    Many of the ideas espoused by the Environmentalists bear a striking resemblence to the Judeo-Christian notion of Man as the steward of Creation (although many Environmentalists claim to be Atheists or Agnostics). In is from this idealistic view of the natural world, colored by the anthropocentric [defined as “Man-centered Universe”] notion of Man as steward of Creation, that we get concepts like “the environmental footprint of Man,” once explained as the number of acres needed to provide for all of the needs of a single Human (and wastes produced by that individual). Their defense of the vegetarian life style is that Humans who eat only vegetable material have a smaller footprint than omnivores, because some of the row crops produced are used to support livestock (as food) rather than to support Humans. While this ‘hypothesis’ is intellectually attractive, there are now reports of health/wellness issues, and of nutrient deficiencies (including calories) among western vegetarians. Again it is, at best, difficult to separate the dietary choices from other life style choices which serve to increase stress levels dramatically. Among the worst offenders in maintaining a high level of stress are the ever present electronic communication capabilities, which support incoming communication ‘ 24/7. ’ It seems to me that if you don't have time to think about your ‘place in the Universe,’ knowing that you have an environmental footprint (or a carbon footprint) is just as unimportant as that last Facebook/Twitter post from a friend noting that “I'm sitting on the patio” in 140 characters or less.

    The western vegetarians may
      1. avoid red meat
      2. be quasi-vegetarian (exclude red meat and poutry, but include fish, milk and eggs
      3. be lacto-ovo vegetarian (no animals, but include milk and eggs)
      4. be lacto-vegetarian (no animals, but milk)
      5. be macrobiotic (emphasize locally grown and whole foods)
      6. be vegan (no animal products; sometimes no animal-based clothing), or
      7. eat only raw food (uncooked vegan)
All of these practices ignore the evolutionary adaptation of Humans to an omnivorous diet.

health claims

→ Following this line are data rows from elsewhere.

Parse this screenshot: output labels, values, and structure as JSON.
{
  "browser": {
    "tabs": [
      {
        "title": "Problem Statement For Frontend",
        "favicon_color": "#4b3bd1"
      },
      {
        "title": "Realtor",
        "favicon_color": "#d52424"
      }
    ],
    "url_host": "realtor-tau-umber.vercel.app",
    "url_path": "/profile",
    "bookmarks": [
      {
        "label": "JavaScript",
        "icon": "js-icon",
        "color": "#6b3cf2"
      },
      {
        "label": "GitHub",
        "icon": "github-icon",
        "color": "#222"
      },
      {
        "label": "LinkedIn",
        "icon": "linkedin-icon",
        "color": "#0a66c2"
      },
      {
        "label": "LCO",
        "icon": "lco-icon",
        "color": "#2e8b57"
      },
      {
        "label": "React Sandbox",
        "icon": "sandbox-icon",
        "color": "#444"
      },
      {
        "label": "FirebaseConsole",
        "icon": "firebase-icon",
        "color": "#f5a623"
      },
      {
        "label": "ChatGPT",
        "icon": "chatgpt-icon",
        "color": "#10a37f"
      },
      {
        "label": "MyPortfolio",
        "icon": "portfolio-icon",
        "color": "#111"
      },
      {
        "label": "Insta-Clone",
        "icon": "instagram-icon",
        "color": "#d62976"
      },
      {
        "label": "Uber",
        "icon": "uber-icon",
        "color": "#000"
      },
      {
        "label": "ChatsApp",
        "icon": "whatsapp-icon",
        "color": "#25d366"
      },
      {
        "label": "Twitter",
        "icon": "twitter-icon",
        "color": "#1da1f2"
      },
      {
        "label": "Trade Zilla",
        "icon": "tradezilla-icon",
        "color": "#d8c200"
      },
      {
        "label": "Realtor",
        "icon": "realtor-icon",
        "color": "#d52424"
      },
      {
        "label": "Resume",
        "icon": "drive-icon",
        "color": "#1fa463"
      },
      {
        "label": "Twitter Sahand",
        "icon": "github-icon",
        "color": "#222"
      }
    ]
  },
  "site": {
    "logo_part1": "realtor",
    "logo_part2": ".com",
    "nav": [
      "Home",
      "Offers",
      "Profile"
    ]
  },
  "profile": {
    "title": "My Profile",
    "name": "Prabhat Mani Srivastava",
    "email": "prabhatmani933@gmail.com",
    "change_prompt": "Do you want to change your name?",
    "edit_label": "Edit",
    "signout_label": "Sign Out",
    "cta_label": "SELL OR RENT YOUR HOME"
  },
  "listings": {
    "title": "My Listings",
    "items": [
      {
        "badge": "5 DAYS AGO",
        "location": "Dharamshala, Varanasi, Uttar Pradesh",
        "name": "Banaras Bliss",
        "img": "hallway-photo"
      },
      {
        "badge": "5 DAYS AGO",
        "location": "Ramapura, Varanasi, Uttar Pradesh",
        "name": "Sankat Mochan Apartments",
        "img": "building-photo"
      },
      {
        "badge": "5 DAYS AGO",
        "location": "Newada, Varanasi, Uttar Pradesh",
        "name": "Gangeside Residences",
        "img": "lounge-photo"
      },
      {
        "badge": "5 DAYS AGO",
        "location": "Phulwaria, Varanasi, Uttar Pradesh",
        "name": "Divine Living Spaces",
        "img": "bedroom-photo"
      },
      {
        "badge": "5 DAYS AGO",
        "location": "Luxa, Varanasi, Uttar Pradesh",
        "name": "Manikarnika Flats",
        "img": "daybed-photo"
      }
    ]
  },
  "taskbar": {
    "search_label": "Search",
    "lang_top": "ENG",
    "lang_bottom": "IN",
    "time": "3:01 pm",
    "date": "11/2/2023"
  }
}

Some vegetarian proponents claim their practices can lead to reduced risk for
      • heart disease
      • stroke
      • hypertension
      • Type 2 diabetes
      • chronic bronchitis
      • gallstones
      • kidney stones
      • obesity
      • high blood cholesterol
but there is no clinical evidence to support any of these claims.

diet design for vegetarians

The major concern, among Nutritionists, concerning the vegetarian diets is the difficulty of obtaining complete proteins. Recall that each species, including Homo sapiens, require the correct ratio of amino acids. Most vegetarian protein sources are low in a few essential amino acids so to get adaquate amounts of them, it is necessary to get too much of other amino acids. Even the frequently promoted combinations of plant sources (“complementary protein sources”) do not generally solve this problem. A secondary issue is that many of the on-line information sources for vegetarian diet design tend to be mythological rather than reliable.


© 2004-2010 TwoOldGuys ™

revised: 24 Aug 2009